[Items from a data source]
---+---
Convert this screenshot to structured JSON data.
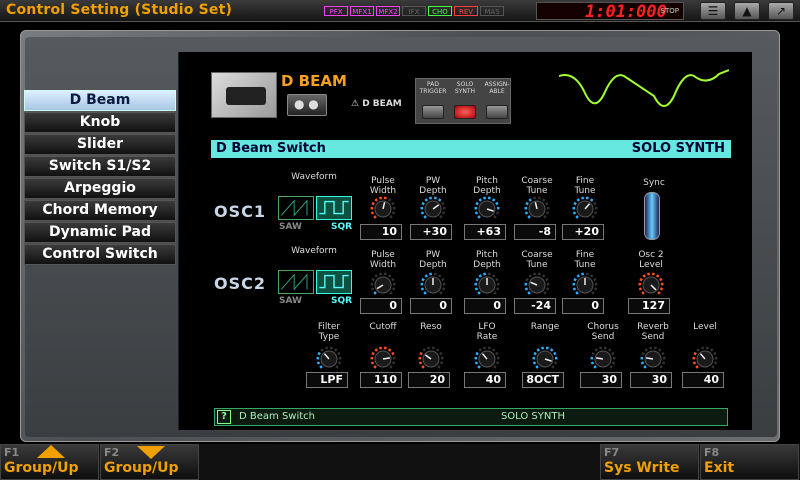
{
  "title": "Control Setting (Studio Set)",
  "fx_indicators": [
    {
      "label": "PFX",
      "color": "#ff40ff",
      "on": true
    },
    {
      "label": "MFX1",
      "color": "#ff40ff",
      "on": true
    },
    {
      "label": "MFX2",
      "color": "#ff40ff",
      "on": true
    },
    {
      "label": "IFX",
      "color": "#777777",
      "on": false
    },
    {
      "label": "CHO",
      "color": "#40ff40",
      "on": true
    },
    {
      "label": "REV",
      "color": "#ff4040",
      "on": true
    },
    {
      "label": "MAS",
      "color": "#777777",
      "on": false
    }
  ],
  "transport": {
    "time": "1:01:000",
    "state": "STOP"
  },
  "sidebar": {
    "items": [
      {
        "label": "D Beam",
        "active": true
      },
      {
        "label": "Knob"
      },
      {
        "label": "Slider"
      },
      {
        "label": "Switch S1/S2"
      },
      {
        "label": "Arpeggio"
      },
      {
        "label": "Chord Memory"
      },
      {
        "label": "Dynamic Pad"
      },
      {
        "label": "Control Switch"
      }
    ]
  },
  "device": {
    "title": "D BEAM",
    "logo_text": "D BEAM",
    "modes": [
      {
        "label": "PAD\nTRIGGER",
        "on": false
      },
      {
        "label": "SOLO\nSYNTH",
        "on": true
      },
      {
        "label": "ASSIGN-\nABLE",
        "on": false
      }
    ]
  },
  "switch_bar": {
    "label": "D Beam Switch",
    "value": "SOLO SYNTH"
  },
  "osc1": {
    "name": "OSC1",
    "waveform_label": "Waveform",
    "waveforms": [
      "SAW",
      "SQR"
    ],
    "selected": "SQR",
    "params": [
      {
        "label": "Pulse\nWidth",
        "value": "10"
      },
      {
        "label": "PW\nDepth",
        "value": "+30"
      },
      {
        "label": "Pitch\nDepth",
        "value": "+63"
      },
      {
        "label": "Coarse\nTune",
        "value": "-8"
      },
      {
        "label": "Fine\nTune",
        "value": "+20"
      }
    ],
    "sync_label": "Sync"
  },
  "osc2": {
    "name": "OSC2",
    "waveform_label": "Waveform",
    "waveforms": [
      "SAW",
      "SQR"
    ],
    "selected": "SQR",
    "params": [
      {
        "label": "Pulse\nWidth",
        "value": "0"
      },
      {
        "label": "PW\nDepth",
        "value": "0"
      },
      {
        "label": "Pitch\nDepth",
        "value": "0"
      },
      {
        "label": "Coarse\nTune",
        "value": "-24"
      },
      {
        "label": "Fine\nTune",
        "value": "0"
      },
      {
        "label": "Osc 2\nLevel",
        "value": "127"
      }
    ]
  },
  "filter_row": [
    {
      "label": "Filter\nType",
      "value": "LPF"
    },
    {
      "label": "Cutoff",
      "value": "110"
    },
    {
      "label": "Reso",
      "value": "20"
    },
    {
      "label": "LFO\nRate",
      "value": "40"
    },
    {
      "label": "Range",
      "value": "8OCT"
    },
    {
      "label": "Chorus\nSend",
      "value": "30"
    },
    {
      "label": "Reverb\nSend",
      "value": "30"
    },
    {
      "label": "Level",
      "value": "40"
    }
  ],
  "info": {
    "label": "D Beam Switch",
    "value": "SOLO SYNTH"
  },
  "fkeys": [
    {
      "num": "F1",
      "label": "Group/Up"
    },
    {
      "num": "F2",
      "label": "Group/Up"
    },
    {
      "num": "F7",
      "label": "Sys Write"
    },
    {
      "num": "F8",
      "label": "Exit"
    }
  ],
  "colors": {
    "accent": "#f0a000",
    "cyan": "#66e8e0",
    "knob_arc": "#2ab0ff",
    "knob_arc_red": "#ff5020"
  }
}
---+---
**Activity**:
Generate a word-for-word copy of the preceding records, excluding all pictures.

**Expected output**:
Convert this screenshot to structured JSON data.
{
  "title": "Control Setting (Studio Set)",
  "fx_indicators": [
    {
      "label": "PFX",
      "color": "#ff40ff",
      "on": true
    },
    {
      "label": "MFX1",
      "color": "#ff40ff",
      "on": true
    },
    {
      "label": "MFX2",
      "color": "#ff40ff",
      "on": true
    },
    {
      "label": "IFX",
      "color": "#777777",
      "on": false
    },
    {
      "label": "CHO",
      "color": "#40ff40",
      "on": true
    },
    {
      "label": "REV",
      "color": "#ff4040",
      "on": true
    },
    {
      "label": "MAS",
      "color": "#777777",
      "on": false
    }
  ],
  "transport": {
    "time": "1:01:000",
    "state": "STOP"
  },
  "sidebar": {
    "items": [
      {
        "label": "D Beam",
        "active": true
      },
      {
        "label": "Knob"
      },
      {
        "label": "Slider"
      },
      {
        "label": "Switch S1/S2"
      },
      {
        "label": "Arpeggio"
      },
      {
        "label": "Chord Memory"
      },
      {
        "label": "Dynamic Pad"
      },
      {
        "label": "Control Switch"
      }
    ]
  },
  "device": {
    "title": "D BEAM",
    "logo_text": "D BEAM",
    "modes": [
      {
        "label": "PAD\nTRIGGER",
        "on": false
      },
      {
        "label": "SOLO\nSYNTH",
        "on": true
      },
      {
        "label": "ASSIGN-\nABLE",
        "on": false
      }
    ]
  },
  "switch_bar": {
    "label": "D Beam Switch",
    "value": "SOLO SYNTH"
  },
  "osc1": {
    "name": "OSC1",
    "waveform_label": "Waveform",
    "waveforms": [
      "SAW",
      "SQR"
    ],
    "selected": "SQR",
    "params": [
      {
        "label": "Pulse\nWidth",
        "value": "10"
      },
      {
        "label": "PW\nDepth",
        "value": "+30"
      },
      {
        "label": "Pitch\nDepth",
        "value": "+63"
      },
      {
        "label": "Coarse\nTune",
        "value": "-8"
      },
      {
        "label": "Fine\nTune",
        "value": "+20"
      }
    ],
    "sync_label": "Sync"
  },
  "osc2": {
    "name": "OSC2",
    "waveform_label": "Waveform",
    "waveforms": [
      "SAW",
      "SQR"
    ],
    "selected": "SQR",
    "params": [
      {
        "label": "Pulse\nWidth",
        "value": "0"
      },
      {
        "label": "PW\nDepth",
        "value": "0"
      },
      {
        "label": "Pitch\nDepth",
        "value": "0"
      },
      {
        "label": "Coarse\nTune",
        "value": "-24"
      },
      {
        "label": "Fine\nTune",
        "value": "0"
      },
      {
        "label": "Osc 2\nLevel",
        "value": "127"
      }
    ]
  },
  "filter_row": [
    {
      "label": "Filter\nType",
      "value": "LPF"
    },
    {
      "label": "Cutoff",
      "value": "110"
    },
    {
      "label": "Reso",
      "value": "20"
    },
    {
      "label": "LFO\nRate",
      "value": "40"
    },
    {
      "label": "Range",
      "value": "8OCT"
    },
    {
      "label": "Chorus\nSend",
      "value": "30"
    },
    {
      "label": "Reverb\nSend",
      "value": "30"
    },
    {
      "label": "Level",
      "value": "40"
    }
  ],
  "info": {
    "label": "D Beam Switch",
    "value": "SOLO SYNTH"
  },
  "fkeys": [
    {
      "num": "F1",
      "label": "Group/Up"
    },
    {
      "num": "F2",
      "label": "Group/Up"
    },
    {
      "num": "F7",
      "label": "Sys Write"
    },
    {
      "num": "F8",
      "label": "Exit"
    }
  ],
  "colors": {
    "accent": "#f0a000",
    "cyan": "#66e8e0",
    "knob_arc": "#2ab0ff",
    "knob_arc_red": "#ff5020"
  }
}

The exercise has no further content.